▸ **Task to carry out**
Only lines holding "experto" are needed; copy each of them from the data below.
───── Excerpted records ─────
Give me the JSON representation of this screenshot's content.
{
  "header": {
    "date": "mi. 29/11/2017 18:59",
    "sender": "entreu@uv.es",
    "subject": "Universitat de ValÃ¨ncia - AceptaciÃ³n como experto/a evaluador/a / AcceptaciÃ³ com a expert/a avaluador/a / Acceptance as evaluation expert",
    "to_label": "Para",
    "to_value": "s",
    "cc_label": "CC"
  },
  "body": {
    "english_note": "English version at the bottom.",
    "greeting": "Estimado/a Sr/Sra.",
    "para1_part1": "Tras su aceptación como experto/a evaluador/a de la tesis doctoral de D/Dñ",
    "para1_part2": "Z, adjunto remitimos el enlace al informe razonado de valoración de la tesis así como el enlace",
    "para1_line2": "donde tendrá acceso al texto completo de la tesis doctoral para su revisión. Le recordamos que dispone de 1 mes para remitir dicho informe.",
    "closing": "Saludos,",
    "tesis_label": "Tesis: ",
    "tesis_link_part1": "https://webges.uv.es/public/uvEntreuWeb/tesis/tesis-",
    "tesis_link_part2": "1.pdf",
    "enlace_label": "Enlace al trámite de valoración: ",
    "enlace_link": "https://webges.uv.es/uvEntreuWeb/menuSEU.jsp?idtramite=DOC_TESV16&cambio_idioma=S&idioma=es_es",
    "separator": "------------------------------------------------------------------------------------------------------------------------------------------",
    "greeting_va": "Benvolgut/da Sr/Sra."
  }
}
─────
▸ **Output**
    "subject": "Universitat de ValÃ¨ncia - AceptaciÃ³n como experto/a evaluador/a / AcceptaciÃ³ com a expert/a avaluador/a / Acceptance as evaluation expert",
    "para1_part1": "Tras su aceptación como experto/a evaluador/a de la tesis doctoral de D/Dñ",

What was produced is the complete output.